Do you have any further questions about HIV infection? Read more about this on the following page: HIV

Bacterial infections

Bacterial infections can also cause lymph node swelling, depending on their location. For example, bacterial tonsillitis causes swelling of the cervical lymph nodes. However, systemic (affecting the entire body) bacterial infections such as tuberculosis can also cause lymph node swelling. In tuberculosis, the lungs are the most commonly affected organ, causing swelling of the lymph nodes in the area. Lymph node swelling also occurs in the case of cat scratch disease, which is caused by the bacterium Bartonella. These are mainly located in the neck and armpit area.

Parasitic Infections


Toxoplasmosis is a parasitic disease that can be caused by contact with cats and the consumption of raw meat. The disease is typically harmless with few to no symptoms. If necessary, there may be a slight fever, headache and tiredness, and the infection can also be accompanied by swelling of the lymph nodes. After an infection, affected people are immune to the pathogen for life. Toxoplasmosis infection can be dangerous during pregnancy as it can damage the unborn child. People with immune deficiencies can also suffer from complications from the disease.

Read about it on the following page: Toxoplasmosis



The term leukemia (blood cancer) covers malignant diseases of various blood cells. Depending on the type of leukemia, certain blood cells can no longer be formed in such a way that they fulfill their original function. Since these are often cells that play an important role in the immune system, different stations of the immune system are often affected by the disease. Many of the immune cells are stored in the lymph nodes, which is why leukemia can lead to lymph node swelling. In addition, affected people become particularly susceptible to infectious diseases as the disease progresses.

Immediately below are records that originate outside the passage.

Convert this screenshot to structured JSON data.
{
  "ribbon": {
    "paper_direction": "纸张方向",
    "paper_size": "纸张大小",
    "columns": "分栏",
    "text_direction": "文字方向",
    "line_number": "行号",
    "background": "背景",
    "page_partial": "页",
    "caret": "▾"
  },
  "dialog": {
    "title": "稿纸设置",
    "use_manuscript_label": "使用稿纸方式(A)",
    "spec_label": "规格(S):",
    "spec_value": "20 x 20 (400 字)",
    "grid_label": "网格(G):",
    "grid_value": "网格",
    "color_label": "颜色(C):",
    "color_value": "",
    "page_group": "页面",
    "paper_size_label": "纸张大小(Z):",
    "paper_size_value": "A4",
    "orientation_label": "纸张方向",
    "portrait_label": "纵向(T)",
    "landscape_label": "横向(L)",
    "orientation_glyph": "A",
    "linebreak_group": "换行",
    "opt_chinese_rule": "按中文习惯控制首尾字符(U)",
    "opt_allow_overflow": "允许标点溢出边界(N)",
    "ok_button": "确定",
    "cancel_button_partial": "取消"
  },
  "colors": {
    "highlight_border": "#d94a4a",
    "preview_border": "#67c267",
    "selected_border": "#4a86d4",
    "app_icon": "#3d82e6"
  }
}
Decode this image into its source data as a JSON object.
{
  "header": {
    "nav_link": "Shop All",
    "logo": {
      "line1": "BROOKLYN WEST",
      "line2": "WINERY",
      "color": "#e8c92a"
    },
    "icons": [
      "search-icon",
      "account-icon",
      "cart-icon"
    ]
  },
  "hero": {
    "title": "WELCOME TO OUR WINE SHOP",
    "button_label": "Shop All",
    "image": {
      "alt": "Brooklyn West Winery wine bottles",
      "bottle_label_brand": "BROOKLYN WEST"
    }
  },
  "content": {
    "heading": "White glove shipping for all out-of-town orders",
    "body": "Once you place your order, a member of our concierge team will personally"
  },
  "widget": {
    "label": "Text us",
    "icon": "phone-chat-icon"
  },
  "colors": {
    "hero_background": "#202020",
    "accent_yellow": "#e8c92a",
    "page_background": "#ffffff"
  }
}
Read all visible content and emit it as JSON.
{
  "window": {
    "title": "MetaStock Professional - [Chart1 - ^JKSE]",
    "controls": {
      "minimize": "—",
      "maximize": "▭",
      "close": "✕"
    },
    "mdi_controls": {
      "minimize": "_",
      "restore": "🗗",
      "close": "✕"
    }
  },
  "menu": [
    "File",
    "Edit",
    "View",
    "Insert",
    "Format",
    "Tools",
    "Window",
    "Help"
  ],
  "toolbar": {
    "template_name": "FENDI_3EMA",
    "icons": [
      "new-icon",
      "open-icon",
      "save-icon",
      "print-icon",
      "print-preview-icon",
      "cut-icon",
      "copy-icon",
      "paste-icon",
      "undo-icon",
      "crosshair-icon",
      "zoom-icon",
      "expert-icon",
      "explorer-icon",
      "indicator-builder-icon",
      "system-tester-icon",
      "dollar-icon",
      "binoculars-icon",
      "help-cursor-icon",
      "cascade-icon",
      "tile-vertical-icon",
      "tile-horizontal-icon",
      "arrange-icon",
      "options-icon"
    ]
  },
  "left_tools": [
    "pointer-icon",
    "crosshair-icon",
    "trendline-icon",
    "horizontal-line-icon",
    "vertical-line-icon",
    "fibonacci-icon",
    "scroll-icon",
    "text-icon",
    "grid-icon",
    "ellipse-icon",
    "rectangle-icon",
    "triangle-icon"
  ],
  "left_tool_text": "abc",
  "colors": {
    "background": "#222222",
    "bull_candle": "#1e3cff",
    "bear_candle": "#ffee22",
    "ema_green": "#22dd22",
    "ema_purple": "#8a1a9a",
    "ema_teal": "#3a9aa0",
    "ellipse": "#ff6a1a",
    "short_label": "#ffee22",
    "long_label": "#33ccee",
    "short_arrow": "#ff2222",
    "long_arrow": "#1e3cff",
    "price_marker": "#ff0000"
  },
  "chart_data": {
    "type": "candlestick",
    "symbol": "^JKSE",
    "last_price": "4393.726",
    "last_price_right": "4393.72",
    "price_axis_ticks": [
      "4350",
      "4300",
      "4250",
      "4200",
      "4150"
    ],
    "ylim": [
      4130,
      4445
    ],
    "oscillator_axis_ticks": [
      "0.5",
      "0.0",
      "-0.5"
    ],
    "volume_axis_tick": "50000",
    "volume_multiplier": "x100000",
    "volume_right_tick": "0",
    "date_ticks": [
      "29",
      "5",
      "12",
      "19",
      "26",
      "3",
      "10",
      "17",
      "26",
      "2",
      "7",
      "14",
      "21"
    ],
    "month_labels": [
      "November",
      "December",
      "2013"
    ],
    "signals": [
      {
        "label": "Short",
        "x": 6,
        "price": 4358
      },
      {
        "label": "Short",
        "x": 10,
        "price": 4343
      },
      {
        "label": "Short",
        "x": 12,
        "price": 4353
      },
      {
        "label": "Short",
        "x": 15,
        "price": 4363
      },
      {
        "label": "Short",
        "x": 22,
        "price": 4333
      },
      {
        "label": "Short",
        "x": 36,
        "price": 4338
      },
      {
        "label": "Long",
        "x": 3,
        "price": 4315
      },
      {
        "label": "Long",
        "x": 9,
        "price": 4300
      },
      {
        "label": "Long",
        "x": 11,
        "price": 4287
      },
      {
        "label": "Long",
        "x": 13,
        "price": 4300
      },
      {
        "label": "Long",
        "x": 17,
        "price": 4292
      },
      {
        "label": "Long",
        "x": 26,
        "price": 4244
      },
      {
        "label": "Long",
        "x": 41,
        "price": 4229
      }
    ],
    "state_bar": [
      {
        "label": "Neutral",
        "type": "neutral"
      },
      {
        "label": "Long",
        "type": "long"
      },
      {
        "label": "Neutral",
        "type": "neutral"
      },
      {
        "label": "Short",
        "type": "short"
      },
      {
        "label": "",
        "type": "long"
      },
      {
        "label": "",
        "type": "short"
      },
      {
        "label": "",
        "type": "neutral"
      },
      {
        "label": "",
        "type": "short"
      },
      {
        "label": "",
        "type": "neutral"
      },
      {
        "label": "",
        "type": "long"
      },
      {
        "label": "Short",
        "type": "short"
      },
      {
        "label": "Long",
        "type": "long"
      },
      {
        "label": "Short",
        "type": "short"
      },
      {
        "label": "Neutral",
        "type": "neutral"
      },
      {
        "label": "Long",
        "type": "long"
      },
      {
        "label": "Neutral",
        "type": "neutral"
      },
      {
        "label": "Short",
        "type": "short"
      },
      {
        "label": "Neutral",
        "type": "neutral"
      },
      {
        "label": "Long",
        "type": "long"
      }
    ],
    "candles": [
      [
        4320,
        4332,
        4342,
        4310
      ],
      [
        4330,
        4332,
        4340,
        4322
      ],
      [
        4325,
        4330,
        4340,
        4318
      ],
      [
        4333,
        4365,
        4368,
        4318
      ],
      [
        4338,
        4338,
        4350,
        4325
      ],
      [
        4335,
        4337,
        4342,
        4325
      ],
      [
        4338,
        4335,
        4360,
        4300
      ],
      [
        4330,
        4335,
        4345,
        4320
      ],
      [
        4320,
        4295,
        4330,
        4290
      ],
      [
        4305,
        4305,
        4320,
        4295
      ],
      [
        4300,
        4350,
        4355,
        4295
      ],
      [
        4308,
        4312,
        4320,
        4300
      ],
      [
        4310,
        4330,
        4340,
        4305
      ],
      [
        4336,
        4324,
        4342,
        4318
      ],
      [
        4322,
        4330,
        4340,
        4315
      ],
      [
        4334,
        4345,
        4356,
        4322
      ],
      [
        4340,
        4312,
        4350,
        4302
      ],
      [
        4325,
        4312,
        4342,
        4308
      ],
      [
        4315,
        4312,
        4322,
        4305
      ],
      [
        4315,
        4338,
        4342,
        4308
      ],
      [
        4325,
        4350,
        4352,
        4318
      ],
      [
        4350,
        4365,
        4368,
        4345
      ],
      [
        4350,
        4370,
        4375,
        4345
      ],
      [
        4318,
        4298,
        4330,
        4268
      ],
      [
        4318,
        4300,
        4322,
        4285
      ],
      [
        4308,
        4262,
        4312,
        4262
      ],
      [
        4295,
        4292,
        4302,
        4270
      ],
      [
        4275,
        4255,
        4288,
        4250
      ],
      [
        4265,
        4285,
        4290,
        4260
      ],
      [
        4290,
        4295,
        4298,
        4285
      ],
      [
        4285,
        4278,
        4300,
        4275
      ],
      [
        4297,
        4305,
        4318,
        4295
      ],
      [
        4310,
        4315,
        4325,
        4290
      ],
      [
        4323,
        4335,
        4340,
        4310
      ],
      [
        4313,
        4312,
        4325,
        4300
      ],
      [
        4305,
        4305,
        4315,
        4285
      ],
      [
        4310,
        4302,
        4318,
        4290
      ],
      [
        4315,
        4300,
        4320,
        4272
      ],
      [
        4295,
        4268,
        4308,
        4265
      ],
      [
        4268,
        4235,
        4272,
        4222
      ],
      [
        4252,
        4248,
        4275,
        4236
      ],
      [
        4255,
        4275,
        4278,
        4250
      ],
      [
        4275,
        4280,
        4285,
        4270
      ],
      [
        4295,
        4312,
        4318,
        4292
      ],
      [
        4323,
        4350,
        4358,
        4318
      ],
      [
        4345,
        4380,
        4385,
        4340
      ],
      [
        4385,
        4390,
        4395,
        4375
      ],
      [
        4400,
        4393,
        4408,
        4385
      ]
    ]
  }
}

Do you have any further questions about leukemia? Read more about this at: leukemia

Hodgkin's disease

Hodgkin's disease is a malignant disease of the entire lymphatic system. All lymphatic organs (lymph nodes, tonsils, spleen, etc.) can be affected. Typically, there is a fever and significant (unwanted) weight loss. In addition, there is swelling of the lymph nodes in the groin and in the neck and armpit region. The spleen and liver can also be inflamed and swollen. The treatment is carried out by means of chemotherapy and radiation; the prognosis for Hodgkin's disease is very good under the new therapy variants.

You can find out more about this on the following page: Hodgkin lymphoma


Tumors are diseases in which some cells in the body multiply in an uncontrolled manner. Initially, this cell proliferation takes place in the affected organ, so that a cancerous tumor develops. However, some of the indestructible cells can then also be distributed in the body via the blood or the lymphatic system. They settle in another place and form so-called metastases (settlements) of the original tumor. In the case of lymphogenic metastasis (cancer cells spread through the lymphatic system), many of the cells are filtered out of the lymph by the lymph nodes. This can cause swelling of the lymph nodes. In addition, the cells filtered out begin to multiply in the lymph nodes, so that metastases also develop there.

Breast cancer metastases

Breast cancer is a cancer that predominantly metastasizes lymphogenously (via the lymphatic system). As a rule, metastases are found in the lymph nodes of the armpit region of the affected side. Due to the rapid metastasis, the lymph nodes in the armpit are often also removed during surgical treatment of breast cancer. Irradiation of the lymph nodes on the affected side may also be necessary.